Incorporated? Justin finds out that a lot of things have changed since he took a nap. Companies and businesses run everything on a more personal level. Every single person alive is their own corporation. From birth, people can sell their own stock to move up in society. From getting into the right schools, finding the right job and even meeting the right person.
Justin also finds out that no one can ever own himself or herself completely. The government always owns 5% of a person, and everyone tries to get a majority share so they will be able to retire.
In the 300 years that Justin was sleeping, cars began to fly, travel takes mere minutes and communication between people is almost immediate. There are things like living walls, DijAssists (think iPad on steroids), and monster-sized skyscrapers with hundreds of floors. New York is the "biggest city in the solar system," his Timex watch is now worth thousands of "credits," diamonds can be manufactured in garages, and money is worth about as much as a Monopoly dollar. Illnesses are easy to handle and crime is non-existent as well--but at what cost?
A person's fate relies on the value of their shares and how well they are selling. Justin lived in a time before The Great Collapse and woke up in a world that has changed so much, yet is very recognizable in his past. It always seemed like companies owned you, and that your whole life was spent working for "the man." But, in this future, it's taken to the Nth level and people are
the company. You work for it 24/7 and, thanks to medical technology, that can be for a very, very long time. Justin finds that to fit in he might have to become incorporated.
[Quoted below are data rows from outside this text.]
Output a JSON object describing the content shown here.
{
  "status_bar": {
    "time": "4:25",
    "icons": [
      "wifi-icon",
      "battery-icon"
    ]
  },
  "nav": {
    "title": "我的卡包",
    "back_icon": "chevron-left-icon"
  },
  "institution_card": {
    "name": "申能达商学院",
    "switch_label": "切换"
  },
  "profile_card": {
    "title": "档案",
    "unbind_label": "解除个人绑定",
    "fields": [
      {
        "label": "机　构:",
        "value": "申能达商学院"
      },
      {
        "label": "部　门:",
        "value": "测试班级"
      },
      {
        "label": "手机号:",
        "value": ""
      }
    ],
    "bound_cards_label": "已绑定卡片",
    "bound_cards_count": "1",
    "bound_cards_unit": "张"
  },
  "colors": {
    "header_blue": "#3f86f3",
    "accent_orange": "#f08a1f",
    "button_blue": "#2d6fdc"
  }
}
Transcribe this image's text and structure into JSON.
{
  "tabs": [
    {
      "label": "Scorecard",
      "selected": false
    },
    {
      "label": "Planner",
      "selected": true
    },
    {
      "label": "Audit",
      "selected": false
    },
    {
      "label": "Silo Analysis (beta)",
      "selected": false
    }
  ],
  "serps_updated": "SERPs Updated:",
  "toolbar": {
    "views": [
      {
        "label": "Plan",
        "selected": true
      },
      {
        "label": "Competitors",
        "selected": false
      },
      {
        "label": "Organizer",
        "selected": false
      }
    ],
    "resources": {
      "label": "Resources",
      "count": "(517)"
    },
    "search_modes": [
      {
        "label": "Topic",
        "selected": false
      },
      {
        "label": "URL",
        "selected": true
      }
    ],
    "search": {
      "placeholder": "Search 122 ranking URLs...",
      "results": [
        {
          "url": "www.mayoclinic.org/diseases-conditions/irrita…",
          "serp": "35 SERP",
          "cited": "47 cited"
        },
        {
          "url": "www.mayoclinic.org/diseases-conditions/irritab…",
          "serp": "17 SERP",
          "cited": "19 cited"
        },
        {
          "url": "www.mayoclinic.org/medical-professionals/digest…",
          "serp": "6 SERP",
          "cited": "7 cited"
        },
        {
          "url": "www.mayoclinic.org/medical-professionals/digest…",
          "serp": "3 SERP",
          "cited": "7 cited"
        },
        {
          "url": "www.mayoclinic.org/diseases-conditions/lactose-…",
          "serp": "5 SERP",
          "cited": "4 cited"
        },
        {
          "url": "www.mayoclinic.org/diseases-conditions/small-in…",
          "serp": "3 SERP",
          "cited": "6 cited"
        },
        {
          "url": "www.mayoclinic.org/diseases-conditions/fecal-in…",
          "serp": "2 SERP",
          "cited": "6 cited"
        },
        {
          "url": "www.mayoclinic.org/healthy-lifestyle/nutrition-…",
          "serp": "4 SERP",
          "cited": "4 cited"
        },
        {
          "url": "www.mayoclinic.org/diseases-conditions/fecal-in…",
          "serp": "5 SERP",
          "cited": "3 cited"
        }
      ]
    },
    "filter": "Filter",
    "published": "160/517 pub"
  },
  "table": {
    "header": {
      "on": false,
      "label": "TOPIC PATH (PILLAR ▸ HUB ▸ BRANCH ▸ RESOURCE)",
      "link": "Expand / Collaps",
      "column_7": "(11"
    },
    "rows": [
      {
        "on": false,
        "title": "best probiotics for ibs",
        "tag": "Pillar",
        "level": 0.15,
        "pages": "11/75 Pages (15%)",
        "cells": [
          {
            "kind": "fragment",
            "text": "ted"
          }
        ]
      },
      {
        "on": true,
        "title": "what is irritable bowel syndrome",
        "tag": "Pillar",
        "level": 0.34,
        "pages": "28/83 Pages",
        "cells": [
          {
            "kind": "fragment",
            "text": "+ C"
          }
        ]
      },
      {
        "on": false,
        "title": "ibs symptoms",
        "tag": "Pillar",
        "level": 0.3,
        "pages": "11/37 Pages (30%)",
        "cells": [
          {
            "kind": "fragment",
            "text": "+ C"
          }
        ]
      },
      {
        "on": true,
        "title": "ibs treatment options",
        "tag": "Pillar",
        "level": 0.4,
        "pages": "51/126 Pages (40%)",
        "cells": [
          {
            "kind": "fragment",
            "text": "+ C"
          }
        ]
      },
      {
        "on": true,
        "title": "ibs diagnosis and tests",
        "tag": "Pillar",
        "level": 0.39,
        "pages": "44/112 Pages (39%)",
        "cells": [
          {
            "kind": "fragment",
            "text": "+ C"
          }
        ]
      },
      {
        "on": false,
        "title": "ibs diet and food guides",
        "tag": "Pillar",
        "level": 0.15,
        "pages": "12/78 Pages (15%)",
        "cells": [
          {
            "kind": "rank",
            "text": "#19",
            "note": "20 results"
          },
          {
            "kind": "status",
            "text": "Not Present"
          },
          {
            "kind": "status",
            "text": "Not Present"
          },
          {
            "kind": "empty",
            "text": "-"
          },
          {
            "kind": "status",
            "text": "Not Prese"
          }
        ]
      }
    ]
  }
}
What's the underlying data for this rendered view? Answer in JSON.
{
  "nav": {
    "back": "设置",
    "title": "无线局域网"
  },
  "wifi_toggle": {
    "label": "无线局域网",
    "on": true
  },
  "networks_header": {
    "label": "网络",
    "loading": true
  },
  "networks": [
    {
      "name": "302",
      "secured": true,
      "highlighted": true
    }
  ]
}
But there are also certain individuals that don't want him around at all. The prefer keeping him in another deep freeze, or worse.
Neela Harper, one of the scientists who woke him up wonders if this Unincorporated Man is ready for this new world... But is it ready for him?
The Unincorporated Man
is a fantasy with a sci-fi bend to it. This genre combination didn't make it more or less complex, but some novels have a hard time creating a whole different mythology for an "other world," and this one stayed here in our world--projected out 300 years into the future.
Another common difficulty is that books written by two different people often lack cohesion due to different writing styles and disjointed thoughts. In this case, I think that the fact that the authors are brothers helps the novel, because they seem to have the same goals about the characters, which is encouraging to this reader. I have enjoyed Steven King and Peter Straub collaborations (The Talisman
and Black House
) in the past and I found myself reading without being constantly aware of the authors' separate voices.
The Unincorporated Man
">The Unincorporated Man dives into basic human relationships between the sexes and between human technology. It also offers some scary insight as to how twisted some of our ideology is--and what it may become. You don't have to be a science fiction geek to appreciate this story because the Kollin brothers constructed their characters thoughtfully and wrote a thrilling story made more compelling by its roots in reality.